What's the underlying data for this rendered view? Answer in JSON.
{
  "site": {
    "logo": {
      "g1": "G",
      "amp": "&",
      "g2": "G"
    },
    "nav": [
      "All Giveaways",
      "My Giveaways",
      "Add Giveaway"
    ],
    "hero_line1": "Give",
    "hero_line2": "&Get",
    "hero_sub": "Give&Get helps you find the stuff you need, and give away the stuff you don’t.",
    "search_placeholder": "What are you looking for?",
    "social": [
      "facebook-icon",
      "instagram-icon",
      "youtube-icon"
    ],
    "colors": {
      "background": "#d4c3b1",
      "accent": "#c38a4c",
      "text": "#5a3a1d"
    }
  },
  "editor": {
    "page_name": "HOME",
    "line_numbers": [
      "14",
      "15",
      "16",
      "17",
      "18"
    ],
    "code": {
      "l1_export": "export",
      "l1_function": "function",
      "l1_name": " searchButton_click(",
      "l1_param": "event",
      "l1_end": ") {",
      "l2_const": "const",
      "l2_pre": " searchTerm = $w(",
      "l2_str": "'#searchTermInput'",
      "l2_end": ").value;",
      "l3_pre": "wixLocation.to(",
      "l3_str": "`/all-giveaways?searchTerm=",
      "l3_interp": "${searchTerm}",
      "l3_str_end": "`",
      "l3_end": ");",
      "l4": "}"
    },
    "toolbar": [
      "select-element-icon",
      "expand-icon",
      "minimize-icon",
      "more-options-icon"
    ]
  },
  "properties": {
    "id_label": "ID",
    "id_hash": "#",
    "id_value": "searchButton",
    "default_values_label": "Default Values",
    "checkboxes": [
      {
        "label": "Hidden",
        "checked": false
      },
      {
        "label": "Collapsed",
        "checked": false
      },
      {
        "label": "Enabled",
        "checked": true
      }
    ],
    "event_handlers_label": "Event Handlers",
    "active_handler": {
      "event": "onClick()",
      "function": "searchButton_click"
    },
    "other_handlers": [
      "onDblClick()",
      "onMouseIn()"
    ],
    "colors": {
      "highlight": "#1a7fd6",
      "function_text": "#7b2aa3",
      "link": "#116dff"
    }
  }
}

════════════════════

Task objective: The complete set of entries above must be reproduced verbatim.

Task result:
What's the underlying data for this rendered view? Answer in JSON.
{
  "site": {
    "logo": {
      "g1": "G",
      "amp": "&",
      "g2": "G"
    },
    "nav": [
      "All Giveaways",
      "My Giveaways",
      "Add Giveaway"
    ],
    "hero_line1": "Give",
    "hero_line2": "&Get",
    "hero_sub": "Give&Get helps you find the stuff you need, and give away the stuff you don’t.",
    "search_placeholder": "What are you looking for?",
    "social": [
      "facebook-icon",
      "instagram-icon",
      "youtube-icon"
    ],
    "colors": {
      "background": "#d4c3b1",
      "accent": "#c38a4c",
      "text": "#5a3a1d"
    }
  },
  "editor": {
    "page_name": "HOME",
    "line_numbers": [
      "14",
      "15",
      "16",
      "17",
      "18"
    ],
    "code": {
      "l1_export": "export",
      "l1_function": "function",
      "l1_name": " searchButton_click(",
      "l1_param": "event",
      "l1_end": ") {",
      "l2_const": "const",
      "l2_pre": " searchTerm = $w(",
      "l2_str": "'#searchTermInput'",
      "l2_end": ").value;",
      "l3_pre": "wixLocation.to(",
      "l3_str": "`/all-giveaways?searchTerm=",
      "l3_interp": "${searchTerm}",
      "l3_str_end": "`",
      "l3_end": ");",
      "l4": "}"
    },
    "toolbar": [
      "select-element-icon",
      "expand-icon",
      "minimize-icon",
      "more-options-icon"
    ]
  },
  "properties": {
    "id_label": "ID",
    "id_hash": "#",
    "id_value": "searchButton",
    "default_values_label": "Default Values",
    "checkboxes": [
      {
        "label": "Hidden",
        "checked": false
      },
      {
        "label": "Collapsed",
        "checked": false
      },
      {
        "label": "Enabled",
        "checked": true
      }
    ],
    "event_handlers_label": "Event Handlers",
    "active_handler": {
      "event": "onClick()",
      "function": "searchButton_click"
    },
    "other_handlers": [
      "onDblClick()",
      "onMouseIn()"
    ],
    "colors": {
      "highlight": "#1a7fd6",
      "function_text": "#7b2aa3",
      "link": "#116dff"
    }
  }
}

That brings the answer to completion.